Introduction and Specifications
Apple's first entrant into the smartwatch world has arrived, and with more fanfare than any of the rivals that have shipped before it. Part of that is simply because it's an Apple product and offers things like Apple Pay. To some degree, tap-to-pay was a foreign concept in the United States until Apple Pay brought it to the attention of the mainstream. From a technology standpoint, Apple didn't reinvent the wheel, but it certainly has a way with marketing and its legion of fans cannot be ignored.
Moreover, this is the first new product segment that was completely engineered post-Steve Jobs. In a sense, this is the first bonafide look at the kind of thinking that we should expect to see from an Apple led by Tim Cook. It's also Apple's first fashion-ralted product. Yes, it's a small computer, but that's nearly secondary in the grand scheme of things. Apple even makes an "Edition" version of the Watch that's doused in gold and costs upwards of $10,000. Not since the days of underpowered and overpriced PowerMac G4 towers have we seen an Apple product ring up for such a stratospheric amount.
To date, the only notable smartwatches that would work well with iOS was a Pebble and the Microsoft Band. But with Pebble, it was more or less siphoning iOS notifications, simply acting as a portal for notifications to show up in addition to your phone's display. Android Wear isn't compatible with iPhone, and while rumors are stirring that Google may produce an iOS app that changes that, the Apple Watch is presently your go-to choice if you need a smartwatch that plays nicely with an iPhone. Apple has been quite coy about what's inside the Apple Watch, only letting slip that there's a custom-assembled "S1" SiP (System in Package) along with a "Taptic Engine" to provide vibration feedback for alerts.

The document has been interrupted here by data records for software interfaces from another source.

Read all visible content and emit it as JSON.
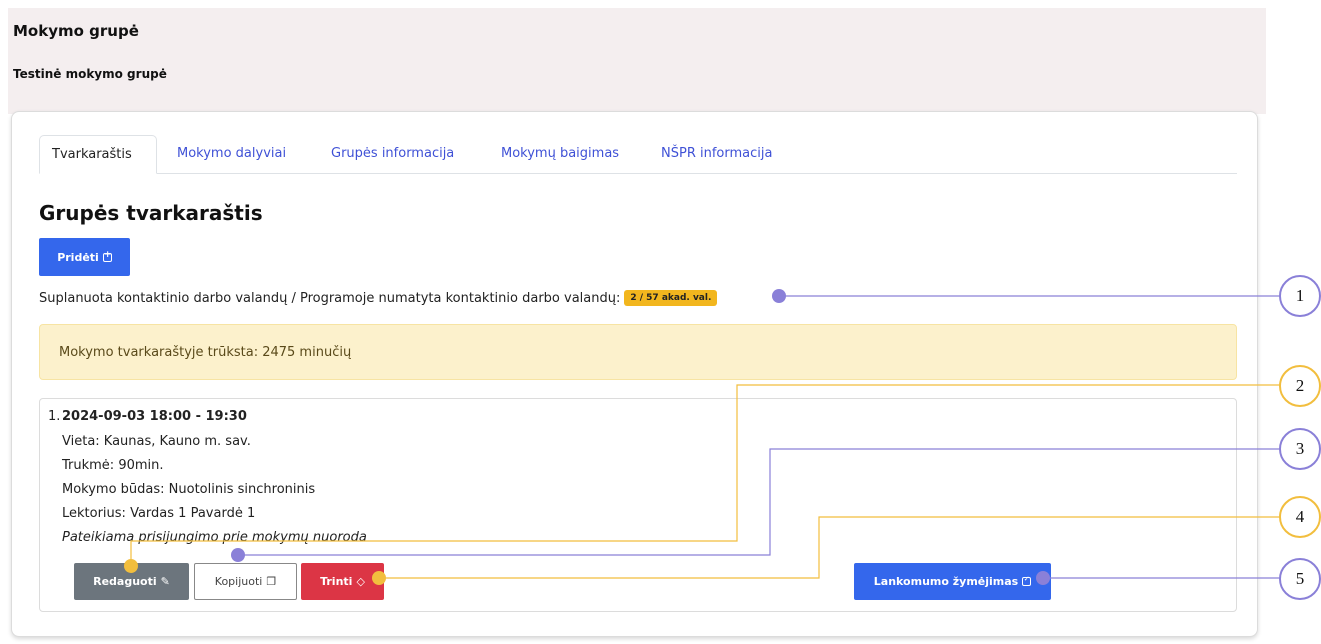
{
  "header": {
    "title": "Mokymo grupė",
    "subtitle": "Testinė mokymo grupė"
  },
  "tabs": [
    {
      "label": "Tvarkaraštis",
      "active": true
    },
    {
      "label": "Mokymo dalyviai",
      "active": false
    },
    {
      "label": "Grupės informacija",
      "active": false
    },
    {
      "label": "Mokymų baigimas",
      "active": false
    },
    {
      "label": "NŠPR informacija",
      "active": false
    }
  ],
  "section": {
    "title": "Grupės tvarkaraštis",
    "add_label": "Pridėti",
    "planned_text": "Suplanuota kontaktinio darbo valandų / Programoje numatyta kontaktinio darbo valandų:",
    "planned_badge": "2 / 57 akad. val.",
    "alert_text": "Mokymo tvarkaraštyje trūksta: 2475 minučių"
  },
  "entry": {
    "number": "1.",
    "when": "2024-09-03 18:00 - 19:30",
    "place": "Vieta: Kaunas, Kauno m. sav.",
    "duration": "Trukmė: 90min.",
    "mode": "Mokymo būdas: Nuotolinis sinchroninis",
    "lecturer": "Lektorius: Vardas 1 Pavardė 1",
    "note": "Pateikiama prisijungimo prie mokymų nuoroda",
    "edit_label": "Redaguoti",
    "copy_label": "Kopijuoti",
    "delete_label": "Trinti",
    "attendance_label": "Lankomumo žymėjimas"
  },
  "callouts": [
    "1",
    "2",
    "3",
    "4",
    "5"
  ],
  "colors": {
    "primary": "#3467ec",
    "secondary": "#6c757d",
    "danger": "#dc3545",
    "badge": "#f2b61e",
    "alert_bg": "#fcf1cc",
    "callout_purple": "#8a80d8",
    "callout_yellow": "#f2be3e"
  }
}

A recent iFixit teardown also revealed 8GB of onboard storage, NFC, 802.11b/g/n Wi-Fi, Bluetooth 4.0, and an array of sensors -- accelerometer, gyroscope, heart rate monitor, microphone, and speaker. The 38mm unit has a 272 x 340 resolution (290ppi) pressure-sensitive touchscreen AMOLED Retina Display, while the larger 42mm model has a 312 x 390 (302ppi) panel.

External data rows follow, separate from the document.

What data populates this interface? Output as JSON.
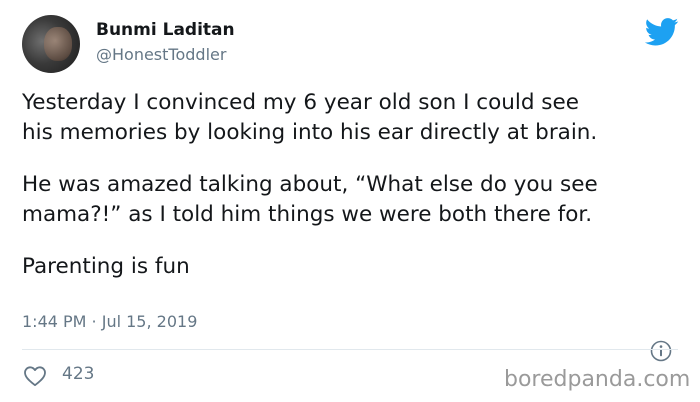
{
  "author": {
    "name": "Bunmi Laditan",
    "handle": "@HonestToddler"
  },
  "tweet": {
    "paragraphs": [
      "Yesterday I convinced my 6 year old son I could see\nhis memories by looking into his ear directly at brain.",
      "He was amazed talking about, “What else do you see\nmama?!” as I told him things we were both there for.",
      "Parenting is fun"
    ],
    "timestamp": "1:44 PM · Jul 15, 2019"
  },
  "engagement": {
    "likes": "423"
  },
  "watermark": "boredpanda.com",
  "icons": {
    "logo": "twitter-bird-icon",
    "info": "info-icon",
    "like": "heart-icon"
  },
  "colors": {
    "twitter_blue": "#1da1f2",
    "secondary_text": "#657786",
    "primary_text": "#14171a"
  }
}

We get the impression that the world is watching this launch. Mainstream outlets are curious to see if Apple's clout will translate to big sales for a product segment that has yet to define itself. Apple is watching to see if it's first all new product in a Tim Cook era will be viewed positively. Apple's rivals are watching to see how it'll fare in the world of wearables. And you... well, you're probably here to see if the Apple Watch is worth the investment.

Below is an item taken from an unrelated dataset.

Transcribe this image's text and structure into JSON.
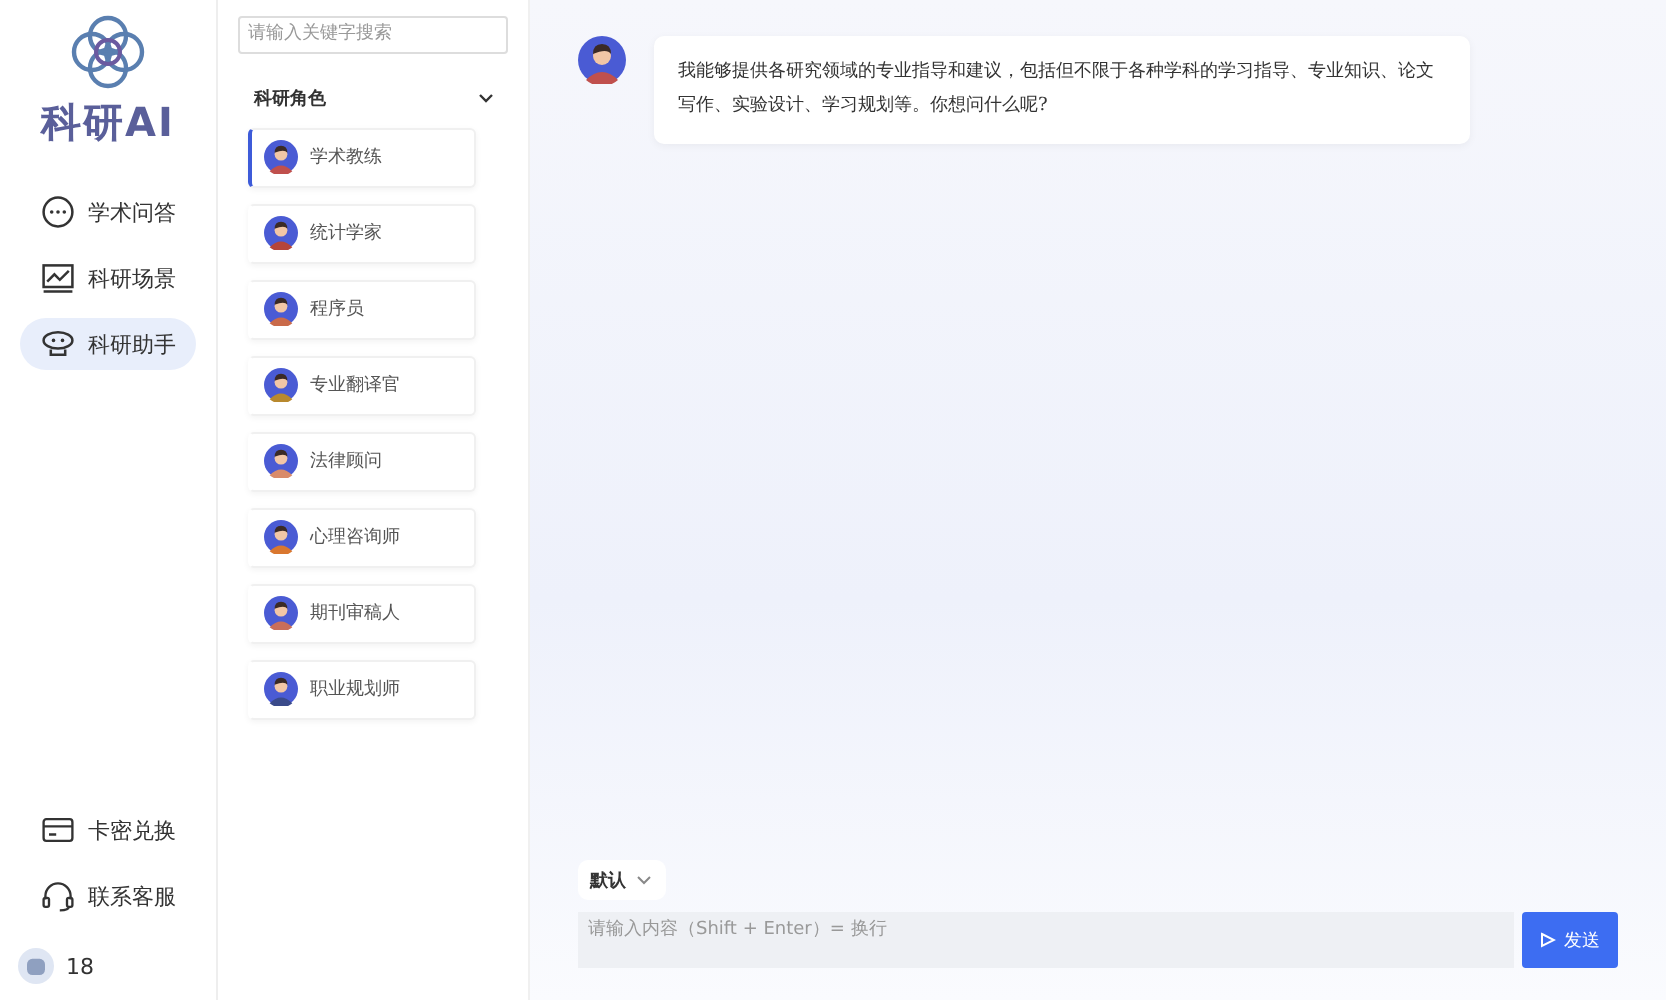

Reviewing the Apple Watch felt, in many ways, a lot like reviewing the original iPad. It was new, yet familiar, and it became clear early on that its true potential will only be revealed once developers have had adequate time to craft new apps that take advantage of a new form factor. With that, let's dive in.